a Wilberforce and a Howard, of the eloquence of a 6. And let not the WORKING MAN say to such a Henry, a Chatham, or a Clay, of the discoveries of a manual as ours, “I have no need of thee. I am no Davy, or a Fulton, or a Newton, be sure your knowscholar, and have no time to read, even if I felt the ledge will “not fall to the ground.” desire. I do, indeed, sometimes lament my ignorance What, indeed, intellectually considered, distinand inability to understand much of what I read in guishes a man from a brute, but education ! Before the papers, but it is too late for me to learn." A the genius of such men as Edmund Burke and Joha plea of this kind confutes itself.

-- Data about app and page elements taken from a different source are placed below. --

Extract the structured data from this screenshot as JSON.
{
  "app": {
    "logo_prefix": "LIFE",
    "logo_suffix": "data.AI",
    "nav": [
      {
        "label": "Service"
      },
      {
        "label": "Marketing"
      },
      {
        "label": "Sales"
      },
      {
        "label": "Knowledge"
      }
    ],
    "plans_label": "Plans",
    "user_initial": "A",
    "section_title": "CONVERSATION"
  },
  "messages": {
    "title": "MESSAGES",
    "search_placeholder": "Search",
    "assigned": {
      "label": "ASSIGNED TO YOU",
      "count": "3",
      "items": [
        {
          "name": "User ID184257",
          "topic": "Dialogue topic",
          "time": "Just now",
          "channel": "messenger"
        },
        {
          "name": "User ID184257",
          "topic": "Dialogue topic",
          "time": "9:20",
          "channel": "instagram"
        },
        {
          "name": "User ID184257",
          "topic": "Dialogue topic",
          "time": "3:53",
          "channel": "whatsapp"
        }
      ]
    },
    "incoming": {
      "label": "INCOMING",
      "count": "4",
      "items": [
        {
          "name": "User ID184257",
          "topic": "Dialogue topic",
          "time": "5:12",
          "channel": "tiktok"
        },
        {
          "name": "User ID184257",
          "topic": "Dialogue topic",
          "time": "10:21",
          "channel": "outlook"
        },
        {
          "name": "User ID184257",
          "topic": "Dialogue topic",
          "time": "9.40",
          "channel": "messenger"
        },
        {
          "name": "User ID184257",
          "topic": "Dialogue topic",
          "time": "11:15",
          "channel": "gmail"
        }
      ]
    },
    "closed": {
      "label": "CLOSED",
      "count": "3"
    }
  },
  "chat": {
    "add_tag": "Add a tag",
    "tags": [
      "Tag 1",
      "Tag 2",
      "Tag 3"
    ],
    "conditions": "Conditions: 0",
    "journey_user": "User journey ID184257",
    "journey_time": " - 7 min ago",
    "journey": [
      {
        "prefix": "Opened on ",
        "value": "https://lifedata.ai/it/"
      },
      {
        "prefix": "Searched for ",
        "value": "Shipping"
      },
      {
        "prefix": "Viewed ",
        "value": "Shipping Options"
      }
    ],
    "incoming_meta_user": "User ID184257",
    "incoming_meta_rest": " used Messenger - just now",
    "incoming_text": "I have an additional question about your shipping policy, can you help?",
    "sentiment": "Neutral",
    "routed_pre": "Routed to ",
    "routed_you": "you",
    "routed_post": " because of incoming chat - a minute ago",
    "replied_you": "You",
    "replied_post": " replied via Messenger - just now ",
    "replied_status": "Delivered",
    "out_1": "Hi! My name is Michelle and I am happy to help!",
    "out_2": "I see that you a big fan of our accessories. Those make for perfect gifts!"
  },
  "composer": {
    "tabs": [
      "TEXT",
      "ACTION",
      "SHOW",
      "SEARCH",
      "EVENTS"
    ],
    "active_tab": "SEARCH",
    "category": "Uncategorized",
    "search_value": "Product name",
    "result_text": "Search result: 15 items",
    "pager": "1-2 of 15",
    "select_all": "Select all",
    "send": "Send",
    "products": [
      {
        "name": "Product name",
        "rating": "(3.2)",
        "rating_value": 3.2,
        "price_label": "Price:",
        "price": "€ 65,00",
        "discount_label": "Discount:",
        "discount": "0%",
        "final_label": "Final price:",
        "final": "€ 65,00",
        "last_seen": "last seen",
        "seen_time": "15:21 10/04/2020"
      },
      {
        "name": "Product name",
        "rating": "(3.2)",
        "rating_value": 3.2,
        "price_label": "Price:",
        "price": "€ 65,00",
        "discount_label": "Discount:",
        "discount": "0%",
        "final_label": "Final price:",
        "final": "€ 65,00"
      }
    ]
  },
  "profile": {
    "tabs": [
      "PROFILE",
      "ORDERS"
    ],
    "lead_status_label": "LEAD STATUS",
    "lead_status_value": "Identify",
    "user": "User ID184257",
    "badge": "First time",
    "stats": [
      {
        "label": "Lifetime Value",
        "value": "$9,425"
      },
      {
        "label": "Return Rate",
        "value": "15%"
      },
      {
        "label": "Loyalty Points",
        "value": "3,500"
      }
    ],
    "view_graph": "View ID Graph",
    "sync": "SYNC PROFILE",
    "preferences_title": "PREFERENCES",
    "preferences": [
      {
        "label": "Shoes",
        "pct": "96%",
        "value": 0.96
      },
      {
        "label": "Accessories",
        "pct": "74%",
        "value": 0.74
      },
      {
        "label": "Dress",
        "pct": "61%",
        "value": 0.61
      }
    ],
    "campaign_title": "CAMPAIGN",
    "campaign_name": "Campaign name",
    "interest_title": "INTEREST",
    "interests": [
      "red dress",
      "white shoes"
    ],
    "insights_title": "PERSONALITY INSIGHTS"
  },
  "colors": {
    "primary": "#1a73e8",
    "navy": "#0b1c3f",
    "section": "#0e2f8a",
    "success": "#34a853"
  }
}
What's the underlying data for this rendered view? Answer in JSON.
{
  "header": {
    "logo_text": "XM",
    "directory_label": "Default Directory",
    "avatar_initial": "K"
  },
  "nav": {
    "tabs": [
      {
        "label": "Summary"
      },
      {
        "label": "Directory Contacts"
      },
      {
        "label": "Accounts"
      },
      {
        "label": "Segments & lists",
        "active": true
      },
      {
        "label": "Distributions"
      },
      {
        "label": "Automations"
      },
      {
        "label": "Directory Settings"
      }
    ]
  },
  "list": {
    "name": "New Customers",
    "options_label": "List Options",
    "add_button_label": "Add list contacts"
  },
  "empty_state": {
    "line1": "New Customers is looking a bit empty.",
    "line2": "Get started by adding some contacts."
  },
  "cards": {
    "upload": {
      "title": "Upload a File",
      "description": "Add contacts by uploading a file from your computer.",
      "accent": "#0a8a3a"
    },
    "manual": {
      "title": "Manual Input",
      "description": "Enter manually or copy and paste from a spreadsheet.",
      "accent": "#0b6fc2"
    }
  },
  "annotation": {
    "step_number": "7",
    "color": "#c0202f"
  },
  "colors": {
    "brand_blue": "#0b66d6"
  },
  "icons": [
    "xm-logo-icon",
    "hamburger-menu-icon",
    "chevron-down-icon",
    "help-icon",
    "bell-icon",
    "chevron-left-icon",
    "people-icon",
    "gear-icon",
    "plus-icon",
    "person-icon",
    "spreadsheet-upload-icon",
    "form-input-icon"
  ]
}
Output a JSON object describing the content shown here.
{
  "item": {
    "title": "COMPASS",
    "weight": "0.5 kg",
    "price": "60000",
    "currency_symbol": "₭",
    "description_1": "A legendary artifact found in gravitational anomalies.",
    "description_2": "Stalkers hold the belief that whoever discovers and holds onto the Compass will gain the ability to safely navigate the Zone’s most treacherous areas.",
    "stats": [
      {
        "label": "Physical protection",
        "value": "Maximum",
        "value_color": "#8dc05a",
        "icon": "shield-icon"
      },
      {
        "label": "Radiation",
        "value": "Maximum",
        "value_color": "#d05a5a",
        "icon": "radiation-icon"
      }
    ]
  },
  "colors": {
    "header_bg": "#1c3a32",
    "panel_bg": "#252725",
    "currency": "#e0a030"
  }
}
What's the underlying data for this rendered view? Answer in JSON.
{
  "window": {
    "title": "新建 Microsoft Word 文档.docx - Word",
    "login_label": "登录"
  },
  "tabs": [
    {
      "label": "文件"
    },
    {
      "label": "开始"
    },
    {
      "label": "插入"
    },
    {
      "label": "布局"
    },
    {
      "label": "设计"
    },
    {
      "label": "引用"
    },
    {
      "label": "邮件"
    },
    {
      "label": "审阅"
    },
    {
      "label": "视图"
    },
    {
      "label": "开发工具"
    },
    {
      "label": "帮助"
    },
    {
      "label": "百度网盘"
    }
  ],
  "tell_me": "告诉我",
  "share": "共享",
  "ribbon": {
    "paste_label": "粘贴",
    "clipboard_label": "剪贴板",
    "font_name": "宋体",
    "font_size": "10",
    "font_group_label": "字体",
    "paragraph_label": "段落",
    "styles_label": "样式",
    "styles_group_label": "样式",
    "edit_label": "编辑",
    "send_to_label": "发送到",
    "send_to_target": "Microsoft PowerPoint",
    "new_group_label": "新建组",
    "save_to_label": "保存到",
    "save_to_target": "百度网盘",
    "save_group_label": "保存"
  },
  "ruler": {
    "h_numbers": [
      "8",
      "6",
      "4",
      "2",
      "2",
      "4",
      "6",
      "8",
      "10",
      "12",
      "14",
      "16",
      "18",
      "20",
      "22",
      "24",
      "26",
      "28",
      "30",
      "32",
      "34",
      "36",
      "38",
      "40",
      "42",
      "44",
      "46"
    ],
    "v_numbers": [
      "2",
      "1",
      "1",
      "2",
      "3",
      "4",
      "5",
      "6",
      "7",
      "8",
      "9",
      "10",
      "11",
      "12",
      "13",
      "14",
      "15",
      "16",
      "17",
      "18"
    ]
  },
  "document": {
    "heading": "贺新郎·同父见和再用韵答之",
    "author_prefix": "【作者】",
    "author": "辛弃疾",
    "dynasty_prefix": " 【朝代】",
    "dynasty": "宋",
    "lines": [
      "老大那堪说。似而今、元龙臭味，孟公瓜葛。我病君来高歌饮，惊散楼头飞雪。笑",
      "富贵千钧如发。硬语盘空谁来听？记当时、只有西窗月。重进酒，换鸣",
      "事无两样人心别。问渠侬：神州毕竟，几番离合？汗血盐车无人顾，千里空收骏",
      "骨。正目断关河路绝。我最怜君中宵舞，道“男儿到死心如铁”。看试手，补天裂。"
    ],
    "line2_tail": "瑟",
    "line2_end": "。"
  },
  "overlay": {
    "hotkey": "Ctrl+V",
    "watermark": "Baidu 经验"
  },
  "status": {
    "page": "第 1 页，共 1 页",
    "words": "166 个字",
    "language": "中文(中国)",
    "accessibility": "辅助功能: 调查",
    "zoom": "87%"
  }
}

Milton, the world has bowed in heartfelt deference; Our MECHANIC admits that he is often mortified at but had Burke and Milton been without educationhis ignorance. Why then should be voluntarily re- bad they been North American Indians, for instance, main in ignorance? As to the alleged “want of what would their genius have done for them? It time,” this is altogether an error. The excuse may might have enabled them to make a better canoe, or be valid in one case in ten thousand: as the odds are scalp more enemies, or construct handsomer wigso great, we feel justified in never admitting its wams, than their fellows; but if transplanted into validity. We will venture to assert that, almost civilized life, they would, in usefulness to society, without an exception, every man, woman, and child, have been many degrees inferior to the youth in the who complains of want of time for the discharge of public school. Such is the importance of knowledge, neglected duties, can find time enough when inclina- which is truly “power!” Therefore, delay not to tion becomes the manager. In the busiest season, acquire so inestimable a treasure! will not time be found for that amusement, that re A recent illustration of the pecuniary advantages creation, which may be ardently desired by the one of knowledge, may properly conclude this portion of who complains of being so much burdened? We say our subject. An operative in a cotton faetory subto the working man or woman, apprentice, boy, or scribed three dollars a year for a magazine. In this girl, determine to improve your mind, to add to your periodical he found the designs of some patterns for stock of knowledge, and you will find time enough. In goods. He thought he could copy them-did so— time, as in money, it is neglect of the fragments was eminently successful, and found that his three which consumes the store. Who could not, if so dollars was a most profitable investment. Had he disposed, save for reading one hour per day? Not, said to the proffered magazine, as we have imagined perhaps, in one term, but a few minutes here and the working man to say to our manual, “I have no there, until the aggregate should amount to the time need of thee," what a mistake he would have made! supposed. If the working day be ten hours in length, 7. The individual who follows no particular pur we have the following result:
suit, will find a work most useful, which will enable One hour per day is, in a year, three hundred and him to pass his hours of retirement in entertaining sixty-five hours—thirty-six days and a half-that is, improvement, and to maintain social intercourse with about five weeks in a year. Does not this surprise credit and esteem. you? How much knowledge you will be possessed How often are the ignorant obliged to sit by in of next year, if you devote five weeks to its acquisi- stupid silence, whilst those better informed are distion this year! In ten years you will, at the same cussing the merits of English and American authors, rate, have devoted one year to reading. Here is of former or present days! How many there are who